Computer Systems Analysts

Annual Median Salary: $88,270
Projected Growth Rate: 9%

Systems analysts keep organizations' hardware, software, and network systems operating correctly. They often test and diagnose IT problems, and develop recommendations for improvements. Systems analysts also plan for overall upgrades, from choosing new computer software and hardware to designing network changes. They develop and oversee projects, and ensure adherence to budget constraints.

Database Administrators

Annual Median Salary: $87,020
Projected Growth Rate: 11%

Database administrators ensure business data remains organized and easily accessible to departments. They manage information protocols that include monitoring performance, maintaining data backup, and implementing security and access measures. They may specialize in a particular field, like healthcare records or banking, or serve as generalists. The growth of cloud computing has increased the demand for database administrators in third-party service providers, though many companies continue to employ their own dedicated database teams.

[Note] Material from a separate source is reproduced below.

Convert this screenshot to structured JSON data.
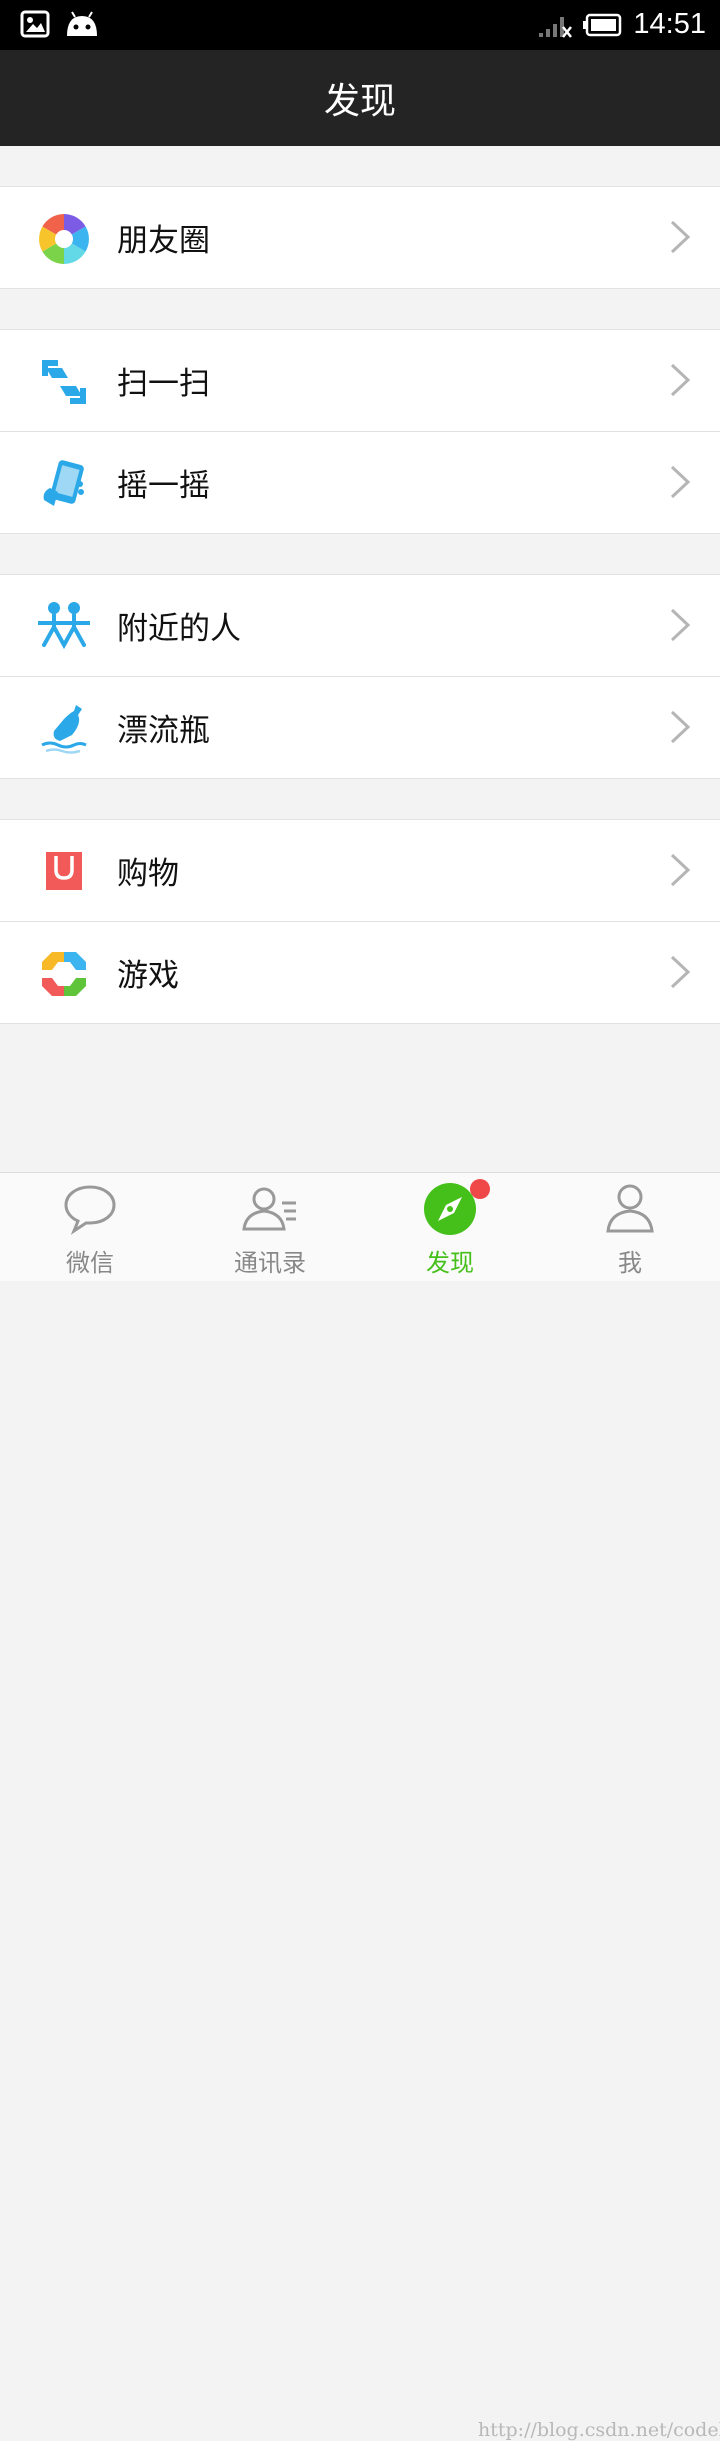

What Can I Expect From an Online Master's in Information Systems Program?

Top universities offering online master's in information systems degrees ensure students gain a strong foundation in computer programming, application development, and database management. Most programs offer electives and concentrations to enhance students' degrees, but these may vary significantly from school to school. See below for an example curriculum.

Curriculum for an Online Master's Degree in Information Systems

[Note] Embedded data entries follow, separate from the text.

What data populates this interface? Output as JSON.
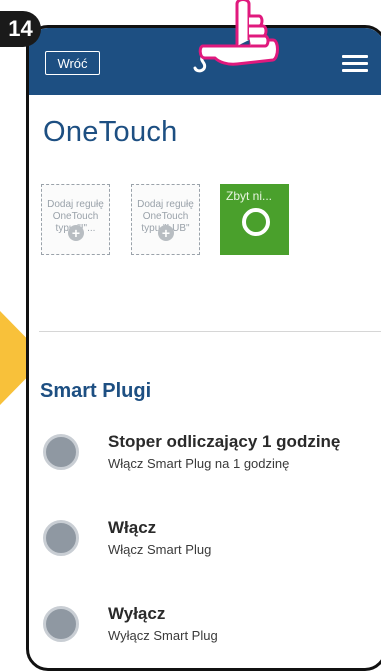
{
  "step_number": "14",
  "header": {
    "back_label": "Wróć",
    "logo": "salus-logo",
    "menu_icon": "hamburger-menu-icon"
  },
  "page_title": "OneTouch",
  "tiles": [
    {
      "label": "Dodaj regułę OneTouch typu \"I\"...",
      "icon": "plus-icon"
    },
    {
      "label": "Dodaj regułę OneTouch typu \"LUB\"",
      "icon": "plus-icon"
    },
    {
      "label": "Zbyt ni...",
      "icon": "ring-icon"
    }
  ],
  "section_title": "Smart Plugi",
  "items": [
    {
      "title": "Stoper odliczający 1 godzinę",
      "subtitle": "Włącz Smart Plug na 1 godzinę"
    },
    {
      "title": "Włącz",
      "subtitle": "Włącz Smart Plug"
    },
    {
      "title": "Wyłącz",
      "subtitle": "Wyłącz Smart Plug"
    }
  ],
  "colors": {
    "header": "#1d4f82",
    "accent_green": "#4aa02c",
    "arrow": "#f8c13a",
    "hand_highlight": "#e0197d"
  }
}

  1. Information Technology and Project Management: Often, information technology projects involve multiple team members offering their unique skills and knowledge to the project. Project management provides information systems managers the skills and tools to plan and organize each project effectively. This includes developing the initial scope of work and cost estimates, assigning appropriate action items, and tracking progress against fixed budget and scheduling targets.
  2. Application Software Infrastructure: Information systems specialists may need to develop proprietary applications to handle critical business functions. This class covers application development for multiple operating systems, such as UNIX/Linux, Windows, and iOS for mobile devices. Students learn how each system processes commands, maintains storage, and manages file access, plus underlying directories and security measures.
  3. Business Database Systems: Database systems hold and organize businesses' information, making it easily accessible as needed. Students learn to design database systems that make it possible to manage data and manipulate it for a variety of reporting purposes.
  4. Cybersecurity: All information systems professionals should understand fundamental cybersecurity threats and protections. Students learn to perform holistic risk assessments for network security, and develop appropriate access controls and network architecture to minimize that risk. The course also covers ethical and legal issues, along with defense and countermeasure techniques.
  5. Applied Data Mining and Analytics in Business: In this course, students learn to prepare structured and unstructured data using a variety of mathematical, statistical, and artificial intelligence algorithms and techniques. Students can then draw conclusions from the data, or develop business forecasting models to assist in strategic business growth decisions. The course requires a foundation in statistical analysis.

Certifications and Licenses a Master's in Information Systems Prepares For

  • Certified Information Systems Security Professional: Administered by (ISC)2, this certification ensures information systems professionals understand the latest cybersecurity risk management measures and countermeasures -- especially individuals working in areas of network architecture or security. The exam covers eight cybersecurity domains, and individuals must have five years of paid work experience in the CISSP Common Body of Knowledge.
  • Certified Information Systems Auditor: The CISA credential certifies information systems professionals' ability to audit IT and business systems, and monitor their performance. Administered by the ISACA, the CISA process includes an exam, evidence of related professional experience and a bachelor's or master's degree, and complete ongoing professional education.